Courtesy of http://anchor.tfionline.com/post/love-builds-children/. Photo by Stenly Lam / Flickr
Love is the cornerstone.
Differences must be overcome with love.
Parents, treat your children gently and in love.
Parents should govern their children with authority, tempered with patience, mercy, and truth.
All Bible verses from NIV and ERV, unless otherwise indicated. Originally created by Activated Magazine; used with permission.
From Jesus with Love
Text courtesy of Activated! magazine. Photo by 123rf.com
My husband’s grandma, Nana Mae, was someone who never lost sight of the beauty around her. There wasn’t a time you were with her that she didn’t compliment you, or tell you how pretty something was.
I’ll never forget the time Mike and I drove her to Los Angeles for Christmas. We were at a gas station along our drive on I-5 when Nana suddenly pointed her finger out the window and said, “Beautiful.”
I looked to see what she was talking about…
All I saw was a green garbage truck pulled over near the gas station.
That’s a beautiful green,” she said, shaking her head. She was looking right at the truck.
She was talking about a garbage truck, but still, she saw beauty in it.
As moms, we can choose whether or not we see the beauty, too. We can look for the beautiful right in the middle of what sometimes feels like the garbage of our days—the messes all over the house, the kids’ arguing, the crazy running around.
And we play a huge role in whether or not we set a “beautiful” tone for our families.
Are you carrying the beauty? Or are you seeing the garbage truck (like I did) instead of its rich, green color?
Are you catching the memories that are being made right in front of you, or are you losing your patience and longing for just-one-minute-alone?
Are you savoring today, or do you just want time to speed up so your kids grow into the next phase when, hopefully, things will be easier?
Are you stopping to love and soak in these moments of being a [parent] to a newborn, a six-month-old, a two-year-old, or even a teen?

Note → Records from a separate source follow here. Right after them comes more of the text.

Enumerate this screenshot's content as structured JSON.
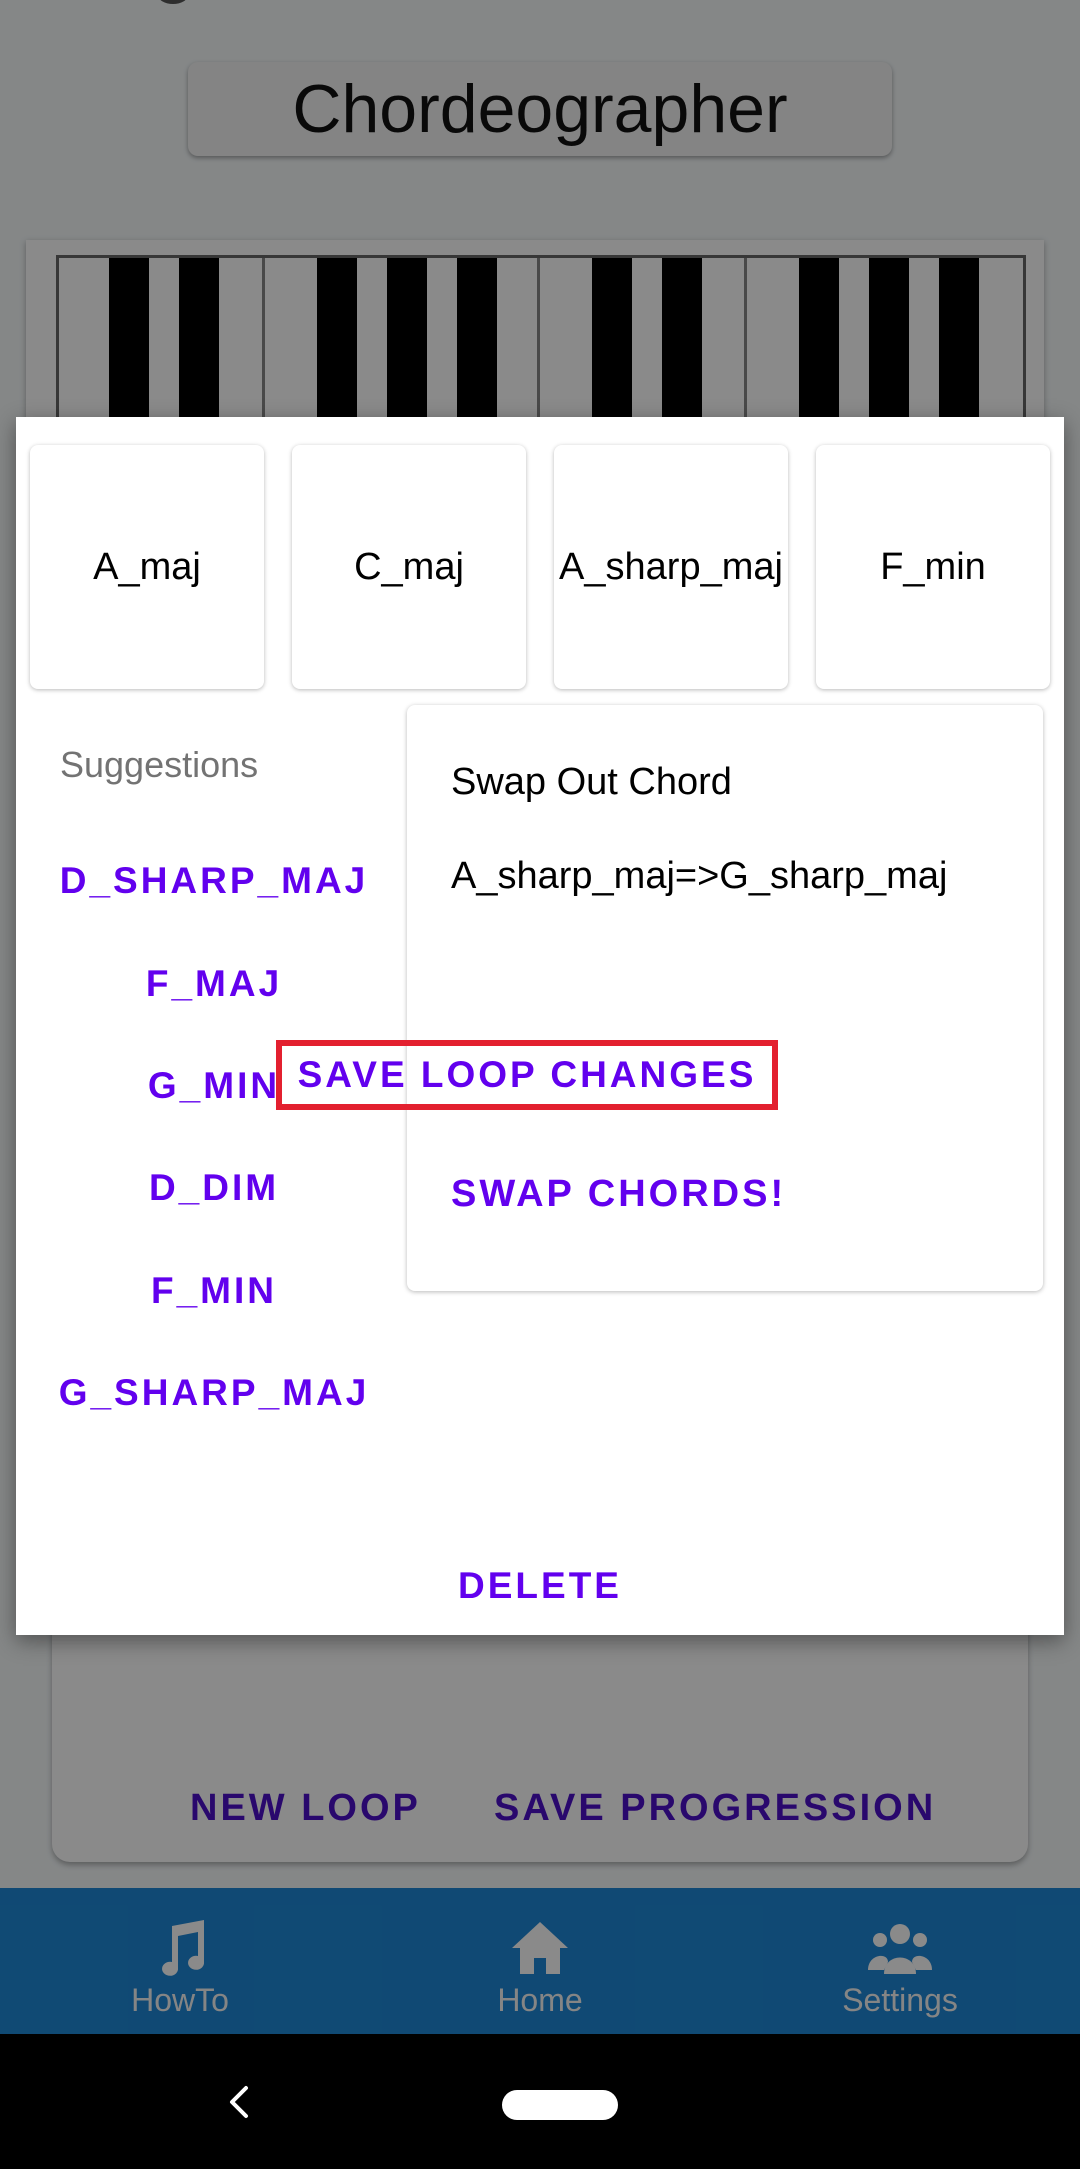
{
  "app": {
    "title": "Chordeographer",
    "actions": {
      "new_loop": "NEW LOOP",
      "save_progression": "SAVE PROGRESSION"
    },
    "nav": [
      {
        "label": "HowTo",
        "icon": "music-note-icon"
      },
      {
        "label": "Home",
        "icon": "home-icon"
      },
      {
        "label": "Settings",
        "icon": "users-icon"
      }
    ],
    "nav_color": "#1e88d6"
  },
  "dialog": {
    "chords": [
      "A_maj",
      "C_maj",
      "A_sharp_maj",
      "F_min"
    ],
    "suggestions_label": "Suggestions",
    "suggestions": [
      "D_SHARP_MAJ",
      "F_MAJ",
      "G_MIN",
      "D_DIM",
      "F_MIN",
      "G_SHARP_MAJ"
    ],
    "swap": {
      "title": "Swap Out Chord",
      "detail": "A_sharp_maj=>G_sharp_maj",
      "button": "SWAP CHORDS!"
    },
    "save_loop": "SAVE LOOP CHANGES",
    "delete": "DELETE",
    "accent_color": "#6200ee",
    "highlight_color": "#e3202f"
  }
}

It’s sometimes hard to do (believe me, I know), but that is where the real beauty is—in those intentional moments of soaking it in, in those choices to appreciate and marvel at all that comes with being a [parent].
When we do, we find it.
We find the beautiful.
Wishing you many beautiful moments today!--Adapted from Genny Heikka
Adapted from http://www.mamapedia.com/voices/finding-the-beautiful. Photo by D Sharon Pruitt via Flickr.com.